Malacañang shifted from lauding the MOA-AD as a breakthrough in the peace negotiations to disowning and trashing it along with ordering renewed military offensives against the MILF.

Mrs. Arroyo also disbanded the GRP peace panel and announced that henceforth “disarmament, demobilization and rehabilitation” -- regarded by both the MILF and the communist-led National Democratic Front (NDF) as mere euphemisms for surrender -- would be government’s framework for all peace negotiations.

The Supreme Court decision on the MOA-AD declaring it unconstitutional and enjoining the Executive Department to desist from signing it; the seeming de-escalation of military offensives and the dispersal of MILF units; and the lack of prominence in the mass media of the plight of refugees – all these have placed the Moro people’s struggle once more in the back burner.

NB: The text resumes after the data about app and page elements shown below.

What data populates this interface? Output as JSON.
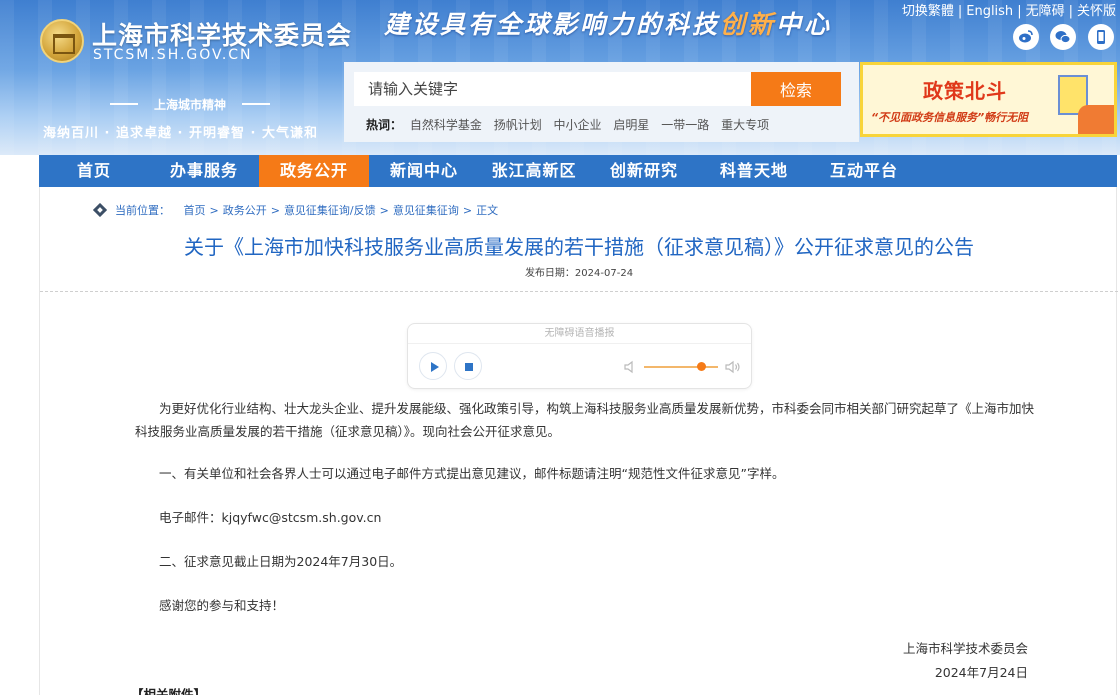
{
  "header": {
    "site_name_cn": "上海市科学技术委员会",
    "site_name_en": "STCSM.SH.GOV.CN",
    "slogan_parts": [
      "建设具有全球影响力的科技",
      "创新",
      "中心"
    ],
    "top_links": [
      "切换繁體",
      "English",
      "无障碍",
      "关怀版"
    ],
    "social_icons": [
      "weibo-icon",
      "wechat-icon",
      "mobile-icon"
    ],
    "spirit_label": "上海城市精神",
    "spirit_text": "海纳百川 · 追求卓越 · 开明睿智 · 大气谦和"
  },
  "search": {
    "placeholder": "请输入关键字",
    "button_label": "检索",
    "hot_label": "热词：",
    "hot_words": [
      "自然科学基金",
      "扬帆计划",
      "中小企业",
      "启明星",
      "一带一路",
      "重大专项"
    ]
  },
  "policy_banner": {
    "title": "政策北斗",
    "subtitle": "“不见面政务信息服务”畅行无阻"
  },
  "nav": {
    "items": [
      "首页",
      "办事服务",
      "政务公开",
      "新闻中心",
      "张江高新区",
      "创新研究",
      "科普天地",
      "互动平台"
    ],
    "active_index": 2
  },
  "breadcrumb": {
    "label": "当前位置：",
    "items": [
      "首页",
      "政务公开",
      "意见征集征询/反馈",
      "意见征集征询",
      "正文"
    ]
  },
  "article": {
    "title": "关于《上海市加快科技服务业高质量发展的若干措施（征求意见稿）》公开征求意见的公告",
    "date_label": "发布日期：2024-07-24",
    "paragraphs": [
      "为更好优化行业结构、壮大龙头企业、提升发展能级、强化政策引导，构筑上海科技服务业高质量发展新优势，市科委会同市相关部门研究起草了《上海市加快科技服务业高质量发展的若干措施（征求意见稿）》。现向社会公开征求意见。",
      "一、有关单位和社会各界人士可以通过电子邮件方式提出意见建议，邮件标题请注明“规范性文件征求意见”字样。",
      "电子邮件：kjqyfwc@stcsm.sh.gov.cn",
      "二、征求意见截止日期为2024年7月30日。",
      "感谢您的参与和支持！"
    ],
    "signature_org": "上海市科学技术委员会",
    "signature_date": "2024年7月24日",
    "attachments_label": "【相关附件】"
  },
  "audio": {
    "title": "无障碍语音播报",
    "volume": 0.8
  }
}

The Arroyo regime has acknowledged spending half a billion pesos in the highly publicized “pursuit operations” against MILF commanders blamed for atrocities in Central Mindanao. Unfortunately, apart from causing more civilian deaths, displacement and damage to property, the military has little to show for their effort.

Kalinaw Mindanao, a coalition of peace advocates, has decried the “disproportionate war” aimed at capturing or killing two MILF commanders at the expense of half-a-million internally displaced persons. The group says, “the government is barely providing relief services to evacuees and has seemingly turned over this responsibility to foreign aid agencies.”

The aftermath of government’s scuttling of the MOA-AD is continuing war and greater human suffering resulting from the insecure situation of displaced families and entire communities. They have been forced to virtually abandon their farms and homes. Their children cannot go to school as most of these serve as evacuation centers.

Then there is the constant fear of the Moros that they would be branded “terrorist” with the subsequent terrifying consequences.

The danger that the root causes fueling the armed conflict will again be papered over and the resort once more to the failed militarist solution is real. The Arroyo regime appears hell bent on obliterating whatever gains have been achieved in 11 years of negotiations with the MILF.

The impending impact of the global financial and economic crisis portends further economic hardships and greater misery for the Filipino people. But for those living in war-torn areas such as in Muslim Mindanao, the adverse effects are bound to be amplified by military offensives and consequent human rights and international humanitarian law violations.

As if to add insult to injury, there is strong evidence of growing US involvement in military campaigns and operations against the MILF, a revolutionary organization that is not even officially tagged by the US as a "foreign terrorist organization".

The longer the Arroyo regime tries to put off dealing with the issues of the Bangsa Moro's ancestral domain and right to self-determination, the more it will inflict suffering and misery on the Moro people, and the more they will be forced to fight back to survive. The time will come when the government will be forced to go back to the negotiating table and honor its own signature on the MOA-AD. #